Download this handout and complete it as you watch the videos  1.3 Why we use partial derivatives (02:49)

This clip explains why, in continuum mechanics, we use partial derivatives rather than ordinary derivatives.  Aside: Ordinary vs partial derivatives (04:21)

Fluid mechanics usually involves partial derivatives rather than ordinary derivatives. This is because we model fluids as continuous materials in three-dimensional space. This clip also mentions the Knudsen number and the point at which the continuum model will break down.  1.4 The Del operator (04:06)

The del operator (also called nabla) is a multi-function mathematical operator in vector calculus. It is particularly powerful because its meaning is independent of the coordinate system.  Aside: The Del operator (18:55)

The Del Operator (the upside-down triangle) is one of the most useful operators in fluid mechanics. This clip shows how the Del operator can be used to find the gradient of a scalar field and the divergence of a vector field. Both Cartesian and radial polar coordinates are used and the clip shows why you have to be particularly careful in polar coordinates. (There is a small mistake at 18:00 minutes. 1/r d(a_theta)/d(theta) should be 1/r^2 d(a_theta)/d(theta).)  1.5 The gradient of a scalar field (01:42)

When del acts directly on a scalar field, it gives the gradient of that field. This is a vector that points in the direction of maximum steepness with magnitude equal to the maximum steepness.  1.6 The law of conservation of mass (04:49)
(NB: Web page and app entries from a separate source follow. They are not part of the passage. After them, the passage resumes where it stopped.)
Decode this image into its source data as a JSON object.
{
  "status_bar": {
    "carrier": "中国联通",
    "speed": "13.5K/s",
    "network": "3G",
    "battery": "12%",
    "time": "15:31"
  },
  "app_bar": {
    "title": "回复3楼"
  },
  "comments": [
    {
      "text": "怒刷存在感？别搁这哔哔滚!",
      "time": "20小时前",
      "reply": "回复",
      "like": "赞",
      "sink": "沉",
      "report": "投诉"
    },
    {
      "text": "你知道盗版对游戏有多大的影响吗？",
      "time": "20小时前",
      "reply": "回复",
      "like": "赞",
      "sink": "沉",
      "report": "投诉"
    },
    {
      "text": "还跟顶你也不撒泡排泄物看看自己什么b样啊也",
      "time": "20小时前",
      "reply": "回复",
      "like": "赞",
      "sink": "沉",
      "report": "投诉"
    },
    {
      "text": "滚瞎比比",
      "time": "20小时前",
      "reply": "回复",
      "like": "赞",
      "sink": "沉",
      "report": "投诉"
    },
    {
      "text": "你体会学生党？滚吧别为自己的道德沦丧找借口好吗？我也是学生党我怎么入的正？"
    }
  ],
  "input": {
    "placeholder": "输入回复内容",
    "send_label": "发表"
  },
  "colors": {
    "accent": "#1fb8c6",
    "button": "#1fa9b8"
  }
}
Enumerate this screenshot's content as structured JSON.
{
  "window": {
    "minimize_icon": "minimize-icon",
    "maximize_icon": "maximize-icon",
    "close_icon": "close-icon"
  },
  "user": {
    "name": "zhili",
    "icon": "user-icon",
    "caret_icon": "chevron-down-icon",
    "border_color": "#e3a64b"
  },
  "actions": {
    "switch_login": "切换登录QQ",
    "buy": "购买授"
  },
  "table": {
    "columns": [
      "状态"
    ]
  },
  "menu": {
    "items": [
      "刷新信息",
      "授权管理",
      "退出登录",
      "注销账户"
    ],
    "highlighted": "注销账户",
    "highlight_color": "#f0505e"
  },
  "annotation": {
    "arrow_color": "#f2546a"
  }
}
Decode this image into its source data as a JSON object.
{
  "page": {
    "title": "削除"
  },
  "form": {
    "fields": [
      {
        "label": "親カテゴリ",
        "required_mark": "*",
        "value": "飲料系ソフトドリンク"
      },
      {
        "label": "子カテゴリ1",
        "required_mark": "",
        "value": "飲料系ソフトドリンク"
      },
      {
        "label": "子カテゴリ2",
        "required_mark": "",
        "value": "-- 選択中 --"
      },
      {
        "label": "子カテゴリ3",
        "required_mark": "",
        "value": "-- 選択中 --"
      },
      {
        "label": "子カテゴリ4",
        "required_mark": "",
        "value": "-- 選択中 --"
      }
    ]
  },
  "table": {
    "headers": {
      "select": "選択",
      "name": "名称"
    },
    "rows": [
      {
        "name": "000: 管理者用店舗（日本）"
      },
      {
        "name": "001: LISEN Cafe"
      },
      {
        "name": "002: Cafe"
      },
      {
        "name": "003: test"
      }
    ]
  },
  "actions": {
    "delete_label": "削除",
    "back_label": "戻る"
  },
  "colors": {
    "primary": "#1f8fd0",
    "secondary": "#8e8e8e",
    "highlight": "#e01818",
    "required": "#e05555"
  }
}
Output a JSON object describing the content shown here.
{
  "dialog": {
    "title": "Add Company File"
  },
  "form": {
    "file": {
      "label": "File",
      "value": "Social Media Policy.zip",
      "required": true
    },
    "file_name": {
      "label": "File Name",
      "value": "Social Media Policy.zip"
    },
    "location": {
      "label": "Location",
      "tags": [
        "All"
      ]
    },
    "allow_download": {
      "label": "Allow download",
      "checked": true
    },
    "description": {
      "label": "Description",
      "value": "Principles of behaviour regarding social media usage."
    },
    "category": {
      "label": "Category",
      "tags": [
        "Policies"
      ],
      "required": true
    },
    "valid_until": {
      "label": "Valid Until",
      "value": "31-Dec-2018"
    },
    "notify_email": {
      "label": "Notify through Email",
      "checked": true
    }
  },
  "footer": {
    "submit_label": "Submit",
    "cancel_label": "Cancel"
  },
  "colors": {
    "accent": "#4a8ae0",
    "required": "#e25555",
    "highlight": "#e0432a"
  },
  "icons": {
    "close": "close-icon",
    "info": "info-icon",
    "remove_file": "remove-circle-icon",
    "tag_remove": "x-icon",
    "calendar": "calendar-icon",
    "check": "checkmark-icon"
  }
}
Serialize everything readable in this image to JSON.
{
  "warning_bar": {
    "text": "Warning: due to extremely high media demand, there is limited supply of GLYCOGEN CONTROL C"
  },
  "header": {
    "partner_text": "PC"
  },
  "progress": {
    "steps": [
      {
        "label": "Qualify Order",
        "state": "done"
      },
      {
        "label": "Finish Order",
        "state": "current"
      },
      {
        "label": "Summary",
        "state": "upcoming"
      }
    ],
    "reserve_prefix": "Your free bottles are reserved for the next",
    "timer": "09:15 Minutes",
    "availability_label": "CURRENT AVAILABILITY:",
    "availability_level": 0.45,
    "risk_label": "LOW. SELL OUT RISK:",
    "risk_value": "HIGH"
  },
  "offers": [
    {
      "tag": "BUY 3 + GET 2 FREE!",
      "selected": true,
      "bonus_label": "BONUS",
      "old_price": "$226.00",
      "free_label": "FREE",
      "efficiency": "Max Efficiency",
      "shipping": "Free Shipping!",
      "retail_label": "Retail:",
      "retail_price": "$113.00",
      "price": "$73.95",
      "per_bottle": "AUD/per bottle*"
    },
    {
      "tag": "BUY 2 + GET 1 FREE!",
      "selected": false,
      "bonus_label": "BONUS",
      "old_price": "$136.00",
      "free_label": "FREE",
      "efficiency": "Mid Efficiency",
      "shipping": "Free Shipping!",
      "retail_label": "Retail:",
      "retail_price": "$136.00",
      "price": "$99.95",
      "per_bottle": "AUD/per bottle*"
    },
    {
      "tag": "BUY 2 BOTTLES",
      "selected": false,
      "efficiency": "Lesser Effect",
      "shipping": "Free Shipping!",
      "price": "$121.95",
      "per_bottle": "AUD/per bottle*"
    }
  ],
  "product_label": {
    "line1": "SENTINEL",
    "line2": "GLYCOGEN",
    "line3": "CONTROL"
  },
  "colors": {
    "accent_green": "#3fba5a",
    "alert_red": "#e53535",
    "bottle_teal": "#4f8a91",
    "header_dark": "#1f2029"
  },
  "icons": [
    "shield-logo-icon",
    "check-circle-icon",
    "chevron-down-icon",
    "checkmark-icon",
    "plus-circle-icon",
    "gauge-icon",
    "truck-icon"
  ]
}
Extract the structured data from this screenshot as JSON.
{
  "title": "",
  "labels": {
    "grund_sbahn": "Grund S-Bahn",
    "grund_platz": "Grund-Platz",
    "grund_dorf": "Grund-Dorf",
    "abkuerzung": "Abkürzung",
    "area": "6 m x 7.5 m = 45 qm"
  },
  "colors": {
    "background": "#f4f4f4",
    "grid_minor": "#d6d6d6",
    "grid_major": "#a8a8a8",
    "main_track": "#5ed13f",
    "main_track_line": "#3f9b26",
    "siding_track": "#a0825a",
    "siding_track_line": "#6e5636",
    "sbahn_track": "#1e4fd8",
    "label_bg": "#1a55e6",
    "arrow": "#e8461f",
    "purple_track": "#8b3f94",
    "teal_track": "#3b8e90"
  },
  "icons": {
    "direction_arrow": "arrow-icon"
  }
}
The law of conservation of mass is derived in two dimensions and expressed using the del operator.  1.7 The divergence of a vector field (02:14)

The dot product of del with a vector field gives the divergence of that vector field. In Fluid Mechanics this has a clear physical interpretation: the divergence of streamlines away from a point.  1.8 The equation of state and constant density flows (02:01)

The equation of state of a fluid determines the relationship between three thermodynamic properties: density, pressure, and temperature. Setting the density to be uniform and constant is a useful simplification in Fluid Mechanics but precludes us from using any other equation of state.  Aside: Equations of State (05:41)

In fluid mechanics, the equation of state is usually expressed as an equation that relates the density to the pressure and the temperature of a material. There is no universal equation of state so we have to use one of the many possible equations of state, such as the ideal gas equation of state or the Van der Waal's equation of state or the incompressible equation of state. This clip introduces these equations of state and poses the question; 'what do you do with the other equations of state if you assume that a flow is incompressible'?  1.9 The curl of a vector field (01:35)

The vector product of del with a vector field gives the curl of that vector field. In Fluid Mechamics this has a clear physical interpretation: twice the angular velocity of the fluid at that point, with a pseudo-vector pointing along the local axis of rotation.  Completed handout

Check your notes against this completed handout   © Matthew Juniper matthewjuniper@learnfluidmechanics.org